Contestee's seat.\8\ In the instant case, the Contestant's name 
was printed as a candidate for the Sixth Congressional District 
on the official ballot for the November 2, 2004 election. Thus, 
the first prong of the two-part test is met.
    \8\ 2. U.S.C. Sec. 382(a).
    As to the second prong, the Contestant asserts in his 
Notice of Contest that as ``the only `duly qualified' candidate 
having filed an Election Contest, [I] must be recognized as 
entitled to the seat--and, be seated immediately.'' As in his 
previous contest, the Contestant fails to explain the logical 
connection between the Contestee's alleged ineligibility to 
serve in the House of Representatives and the Contestant's 
entitlement tothe Contestee's congressional seat.\9\ However, 
the Committee opts to resolve this election contest on other 
    \9\ According to House precedent, if a Member-elect is found to be 
disqualified, a losing congressional candidate is not entitled to the 
seat. See U.S. Const., Parliamentarian's Notes Sec. 13, House Rules and 
Manual, H.R. Doc. 107-284 (2003).
    \10\ The Committee considers the Contestant's claim that he has a 
right to the Sixth Congressional seat in Tennessee to be completely 
without merit. The Contestant finished a distant third in the final 
vote totals, trailing the Contestee by over 163,000 votes and the 
Republican challenger by over 83,000 votes. Even if we were to assume 
the Contestee was ineligible to serve in Congress, the Contestant has 
put forth no reasons why he would be more entitled to the seat than the 
second-place finisher. Therefore, the Contestant does not appear to be 
in a position to claim a right to Tennessee's Sixth Congressional seat.


    The Notice of Contest appears to have been served upon 
Congressman Gordon and filed within the appropriate time 
structures of the FCEA.

                         RESPONSE BY MR. GORDON

    The Contestee did not file a formal answer in response to 
the Notice of Contest. Nevertheless, the burden remains upon 
the Contestant to provide credible allegations to the House 
sufficient to support a claim under the FCEA.\11\
    \11\ Id. Sec. 385.

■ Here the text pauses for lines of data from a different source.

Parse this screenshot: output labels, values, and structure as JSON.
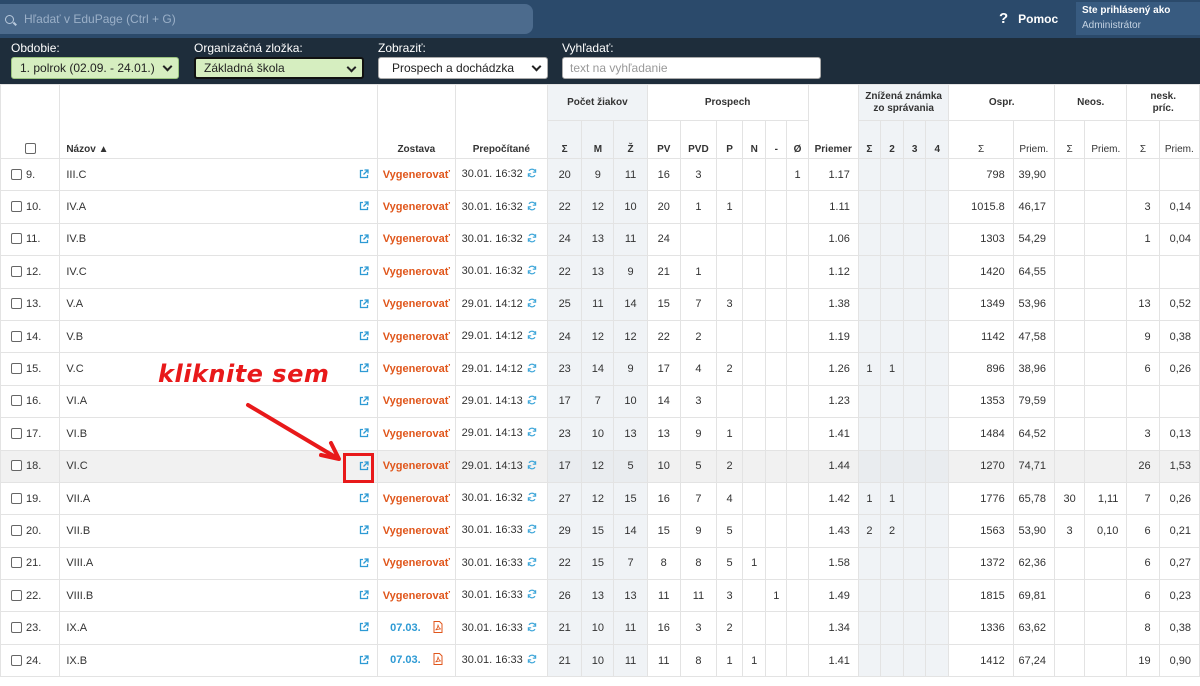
{
  "topbar": {
    "search_placeholder": "Hľadať v EduPage (Ctrl + G)",
    "help_label": "Pomoc",
    "user_line1": "Ste prihlásený ako",
    "user_line2": "Administrátor"
  },
  "filters": {
    "period_label": "Obdobie:",
    "period_value": "1. polrok (02.09. - 24.01.)",
    "org_label": "Organizačná zložka:",
    "org_value": "Základná škola",
    "show_label": "Zobraziť:",
    "show_value": "Prospech a dochádzka",
    "search_label": "Vyhľadať:",
    "search_placeholder": "text na vyhľadanie"
  },
  "header": {
    "name": "Názov",
    "report": "Zostava",
    "recalc": "Prepočítané",
    "students_group": "Počet žiakov",
    "grades_group": "Prospech",
    "behavior_group_l1": "Znížená známka",
    "behavior_group_l2": "zo správania",
    "excused_group": "Ospr.",
    "unexcused_group": "Neos.",
    "unexc_count_l1": "nesk.",
    "unexc_count_l2": "príc.",
    "sub_students": [
      "Σ",
      "M",
      "Ž"
    ],
    "sub_grades": [
      "PV",
      "PVD",
      "P",
      "N",
      "-",
      "Ø"
    ],
    "average": "Priemer",
    "sub_behavior": [
      "Σ",
      "2",
      "3",
      "4"
    ],
    "sub_excused": [
      "Σ",
      "Priem."
    ],
    "sub_unexcused": [
      "Σ",
      "Priem."
    ],
    "sub_late": [
      "Σ",
      "Priem."
    ]
  },
  "annotation": "kliknite sem",
  "rows": [
    {
      "idx": "9.",
      "name": "III.C",
      "report": "Vygenerovať",
      "date": "30.01. 16:32",
      "s": "20",
      "m": "9",
      "z": "11",
      "pv": "16",
      "pvd": "3",
      "p": "",
      "n": "",
      "dash": "",
      "o": "1",
      "avg": "1.17",
      "b1": "",
      "b2": "",
      "b3": "",
      "b4": "",
      "osum": "798",
      "oavg": "39,90",
      "nsum": "",
      "navg": "",
      "lsum": "",
      "lavg": ""
    },
    {
      "idx": "10.",
      "name": "IV.A",
      "report": "Vygenerovať",
      "date": "30.01. 16:32",
      "s": "22",
      "m": "12",
      "z": "10",
      "pv": "20",
      "pvd": "1",
      "p": "1",
      "n": "",
      "dash": "",
      "o": "",
      "avg": "1.11",
      "b1": "",
      "b2": "",
      "b3": "",
      "b4": "",
      "osum": "1015.8",
      "oavg": "46,17",
      "nsum": "",
      "navg": "",
      "lsum": "3",
      "lavg": "0,14"
    },
    {
      "idx": "11.",
      "name": "IV.B",
      "report": "Vygenerovať",
      "date": "30.01. 16:32",
      "s": "24",
      "m": "13",
      "z": "11",
      "pv": "24",
      "pvd": "",
      "p": "",
      "n": "",
      "dash": "",
      "o": "",
      "avg": "1.06",
      "b1": "",
      "b2": "",
      "b3": "",
      "b4": "",
      "osum": "1303",
      "oavg": "54,29",
      "nsum": "",
      "navg": "",
      "lsum": "1",
      "lavg": "0,04"
    },
    {
      "idx": "12.",
      "name": "IV.C",
      "report": "Vygenerovať",
      "date": "30.01. 16:32",
      "s": "22",
      "m": "13",
      "z": "9",
      "pv": "21",
      "pvd": "1",
      "p": "",
      "n": "",
      "dash": "",
      "o": "",
      "avg": "1.12",
      "b1": "",
      "b2": "",
      "b3": "",
      "b4": "",
      "osum": "1420",
      "oavg": "64,55",
      "nsum": "",
      "navg": "",
      "lsum": "",
      "lavg": ""
    },
    {
      "idx": "13.",
      "name": "V.A",
      "report": "Vygenerovať",
      "date": "29.01. 14:12",
      "s": "25",
      "m": "11",
      "z": "14",
      "pv": "15",
      "pvd": "7",
      "p": "3",
      "n": "",
      "dash": "",
      "o": "",
      "avg": "1.38",
      "b1": "",
      "b2": "",
      "b3": "",
      "b4": "",
      "osum": "1349",
      "oavg": "53,96",
      "nsum": "",
      "navg": "",
      "lsum": "13",
      "lavg": "0,52"
    },
    {
      "idx": "14.",
      "name": "V.B",
      "report": "Vygenerovať",
      "date": "29.01. 14:12",
      "s": "24",
      "m": "12",
      "z": "12",
      "pv": "22",
      "pvd": "2",
      "p": "",
      "n": "",
      "dash": "",
      "o": "",
      "avg": "1.19",
      "b1": "",
      "b2": "",
      "b3": "",
      "b4": "",
      "osum": "1142",
      "oavg": "47,58",
      "nsum": "",
      "navg": "",
      "lsum": "9",
      "lavg": "0,38"
    },
    {
      "idx": "15.",
      "name": "V.C",
      "report": "Vygenerovať",
      "date": "29.01. 14:12",
      "s": "23",
      "m": "14",
      "z": "9",
      "pv": "17",
      "pvd": "4",
      "p": "2",
      "n": "",
      "dash": "",
      "o": "",
      "avg": "1.26",
      "b1": "1",
      "b2": "1",
      "b3": "",
      "b4": "",
      "osum": "896",
      "oavg": "38,96",
      "nsum": "",
      "navg": "",
      "lsum": "6",
      "lavg": "0,26"
    },
    {
      "idx": "16.",
      "name": "VI.A",
      "report": "Vygenerovať",
      "date": "29.01. 14:13",
      "s": "17",
      "m": "7",
      "z": "10",
      "pv": "14",
      "pvd": "3",
      "p": "",
      "n": "",
      "dash": "",
      "o": "",
      "avg": "1.23",
      "b1": "",
      "b2": "",
      "b3": "",
      "b4": "",
      "osum": "1353",
      "oavg": "79,59",
      "nsum": "",
      "navg": "",
      "lsum": "",
      "lavg": ""
    },
    {
      "idx": "17.",
      "name": "VI.B",
      "report": "Vygenerovať",
      "date": "29.01. 14:13",
      "s": "23",
      "m": "10",
      "z": "13",
      "pv": "13",
      "pvd": "9",
      "p": "1",
      "n": "",
      "dash": "",
      "o": "",
      "avg": "1.41",
      "b1": "",
      "b2": "",
      "b3": "",
      "b4": "",
      "osum": "1484",
      "oavg": "64,52",
      "nsum": "",
      "navg": "",
      "lsum": "3",
      "lavg": "0,13"
    },
    {
      "idx": "18.",
      "name": "VI.C",
      "report": "Vygenerovať",
      "date": "29.01. 14:13",
      "s": "17",
      "m": "12",
      "z": "5",
      "pv": "10",
      "pvd": "5",
      "p": "2",
      "n": "",
      "dash": "",
      "o": "",
      "avg": "1.44",
      "b1": "",
      "b2": "",
      "b3": "",
      "b4": "",
      "osum": "1270",
      "oavg": "74,71",
      "nsum": "",
      "navg": "",
      "lsum": "26",
      "lavg": "1,53",
      "highlight": true
    },
    {
      "idx": "19.",
      "name": "VII.A",
      "report": "Vygenerovať",
      "date": "30.01. 16:32",
      "s": "27",
      "m": "12",
      "z": "15",
      "pv": "16",
      "pvd": "7",
      "p": "4",
      "n": "",
      "dash": "",
      "o": "",
      "avg": "1.42",
      "b1": "1",
      "b2": "1",
      "b3": "",
      "b4": "",
      "osum": "1776",
      "oavg": "65,78",
      "nsum": "30",
      "navg": "1,11",
      "lsum": "7",
      "lavg": "0,26"
    },
    {
      "idx": "20.",
      "name": "VII.B",
      "report": "Vygenerovať",
      "date": "30.01. 16:33",
      "s": "29",
      "m": "15",
      "z": "14",
      "pv": "15",
      "pvd": "9",
      "p": "5",
      "n": "",
      "dash": "",
      "o": "",
      "avg": "1.43",
      "b1": "2",
      "b2": "2",
      "b3": "",
      "b4": "",
      "osum": "1563",
      "oavg": "53,90",
      "nsum": "3",
      "navg": "0,10",
      "lsum": "6",
      "lavg": "0,21"
    },
    {
      "idx": "21.",
      "name": "VIII.A",
      "report": "Vygenerovať",
      "date": "30.01. 16:33",
      "s": "22",
      "m": "15",
      "z": "7",
      "pv": "8",
      "pvd": "8",
      "p": "5",
      "n": "1",
      "dash": "",
      "o": "",
      "avg": "1.58",
      "b1": "",
      "b2": "",
      "b3": "",
      "b4": "",
      "osum": "1372",
      "oavg": "62,36",
      "nsum": "",
      "navg": "",
      "lsum": "6",
      "lavg": "0,27"
    },
    {
      "idx": "22.",
      "name": "VIII.B",
      "report": "Vygenerovať",
      "date": "30.01. 16:33",
      "s": "26",
      "m": "13",
      "z": "13",
      "pv": "11",
      "pvd": "11",
      "p": "3",
      "n": "",
      "dash": "1",
      "o": "",
      "avg": "1.49",
      "b1": "",
      "b2": "",
      "b3": "",
      "b4": "",
      "osum": "1815",
      "oavg": "69,81",
      "nsum": "",
      "navg": "",
      "lsum": "6",
      "lavg": "0,23"
    },
    {
      "idx": "23.",
      "name": "IX.A",
      "report": "07.03.",
      "reportType": "link",
      "date": "30.01. 16:33",
      "s": "21",
      "m": "10",
      "z": "11",
      "pv": "16",
      "pvd": "3",
      "p": "2",
      "n": "",
      "dash": "",
      "o": "",
      "avg": "1.34",
      "b1": "",
      "b2": "",
      "b3": "",
      "b4": "",
      "osum": "1336",
      "oavg": "63,62",
      "nsum": "",
      "navg": "",
      "lsum": "8",
      "lavg": "0,38"
    },
    {
      "idx": "24.",
      "name": "IX.B",
      "report": "07.03.",
      "reportType": "link",
      "date": "30.01. 16:33",
      "s": "21",
      "m": "10",
      "z": "11",
      "pv": "11",
      "pvd": "8",
      "p": "1",
      "n": "1",
      "dash": "",
      "o": "",
      "avg": "1.41",
      "b1": "",
      "b2": "",
      "b3": "",
      "b4": "",
      "osum": "1412",
      "oavg": "67,24",
      "nsum": "",
      "navg": "",
      "lsum": "19",
      "lavg": "0,90"
    }
  ]
}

    Since the Contestant's arguments are the same as those he 
advanced in his contest of the 2002 election, the same analysis 
used to dispose of that matter is applicable here. To restate 
what the Committee stated then, the Committee will proceed to 
consider a Notice of Contest only if the notice states grounds 
sufficient to change the result of an election. In other words, 
a Contestant must allege irregularities, fraud, or wrongdoing 
with respect to the conduct of an election that, if proven, 
would likely overturn the original election outcome. Otherwise, 
the Committee will recommend dismissal of the contest.
    In his Notice, the Contestant specifically states that his 
contest ``is not based on alleged fraud, wrongdoing, and/or 
irregularities,'' and that he does not ``challenge the accuracy 
of the vote totals certified by the Tennessee Secretary of 
State.'' Instead, the Contestant relies exclusively on his 
contention that the Contestee was not qualified either to run 
for Tennessee's Sixth Congressional seat or to serve in the 
Congress if elected.
    The Committee finds that, as a general matter, challenges 
to the qualifications of a member-elect to serve in the 
Congress fall outside the purview of the FCEA, which was 
designed to consider allegations relating to the actual conduct 
of an election. Nothing in the Contestant's Notice of Contest 
persuades the Committee to re-consider this longstanding 
interpretation of the FCEA. Consequently, the Committee 
concludes that the Contestant's arguments regarding the 
Contestee's qualifications to serve in Congress do not 
constitute grounds sufficient to change the result of the 
election and, therefore, recommends that this election contest 
be dismissed.